The problem is that even though lenders want to approve a borrower’s mortgage, they just cannot bring themselves to tell the borrower is that all he has to do is to settle that credit card bill that has been in delinquency for the last 6 months.
A revelation like this can have huge negative consequences to a bank when revealed to the wrong person. Especially when that borrower has a vengeful axe to grind.
So this job of consultation goes to a broker without needing any party to say so. It is implicitly understood by lenders and brokers with no official agreements.
A broker can be expected to be more frank and upfront with the problems facing a borrower and give advice on the solutions available.
And even if a borrower is unable to obtain a loan from a particular lender, the broker would have no issues recommending lender who would gladly take up the loan.
Contrast this with a lender. You are not going to see a lender suggesting a borrower to go to another lender with a better product.
How brokers make money
There are two primary ways that brokers generate n income.
- Margin over wholesale price
- Commissions from lenders
The first method, which is a common one, is that lenders would quote brokers a wholesale price for their loans.
The brokers then add a markup over it and bank in the difference themselves.
For example, lender might offer a wholesale price on a loan program at 5% and zero points. The broker will then price the loan at 5% and 1 point.
The yield spread premium is also a variation of this.
The second method is a straight commission depending on the loan amount accepted by the borrower.
In this case, broker will either be charging little to no fees, but will be paid by lenders when loans get accepted and disbursed.
There is also a rise in upfront mortgage brokers in recent years.
These brokers charge customers upfront clearly indicating their prices with details.
Why use a broker
This answer is so clear cut to me that I’d reverse the question and ask “Why not?!”
But I understand that general consumers still have reservations about why they should even step foot into a broker’s office which they have never even heard of when they step into the branches of the most reputable banks in the country.
The simple answer is that brokers know the whole market… at least much more than lenders.
Because of this they are the most knowledgeable professionals about homes. Even more so than lenders.
The best part is that borrowers can have frank discussions openly without having beat about the bush. Try that with a lender and you might be tearing you hair out.
They are your best chances of finding the best loans.
If you think that you might get tricked by predatory practices, consider that lenders can be mortgage predators as well.

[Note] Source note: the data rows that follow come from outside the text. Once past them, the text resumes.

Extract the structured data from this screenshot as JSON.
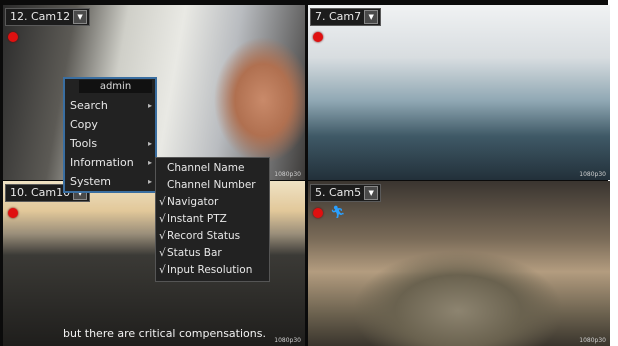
{
  "tiles": {
    "cam12": {
      "title": "12. Cam12",
      "resolution": "1080p30"
    },
    "cam7": {
      "title": "7. Cam7",
      "resolution": "1080p30"
    },
    "cam10": {
      "title": "10. Cam10",
      "resolution": "1080p30",
      "caption": "but there are critical compensations."
    },
    "cam5": {
      "title": "5. Cam5",
      "resolution": "1080p30"
    }
  },
  "context_menu": {
    "user": "admin",
    "items": [
      {
        "label": "Search",
        "has_submenu": true
      },
      {
        "label": "Copy",
        "has_submenu": false
      },
      {
        "label": "Tools",
        "has_submenu": true
      },
      {
        "label": "Information",
        "has_submenu": true
      },
      {
        "label": "System",
        "has_submenu": true
      }
    ]
  },
  "submenu": {
    "items": [
      {
        "label": "Channel Name",
        "checked": false
      },
      {
        "label": "Channel Number",
        "checked": false
      },
      {
        "label": "Navigator",
        "checked": true
      },
      {
        "label": "Instant PTZ",
        "checked": true
      },
      {
        "label": "Record Status",
        "checked": true
      },
      {
        "label": "Status Bar",
        "checked": true
      },
      {
        "label": "Input Resolution",
        "checked": true
      }
    ],
    "check_glyph": "√"
  },
  "icons": {
    "dropdown": "chevron-down-icon",
    "record": "record-indicator-icon",
    "motion": "motion-detect-icon",
    "submenu": "chevron-right-icon"
  },
  "colors": {
    "record": "#e01010",
    "menu_border": "#3a6ea0",
    "motion": "#2aa0ff"
  }
}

What’s key is that you have some knowledge about the market and be watchful with the actions of a broker.
If there’s any doubt about their intentions, you can always walk away and into the office of another broker.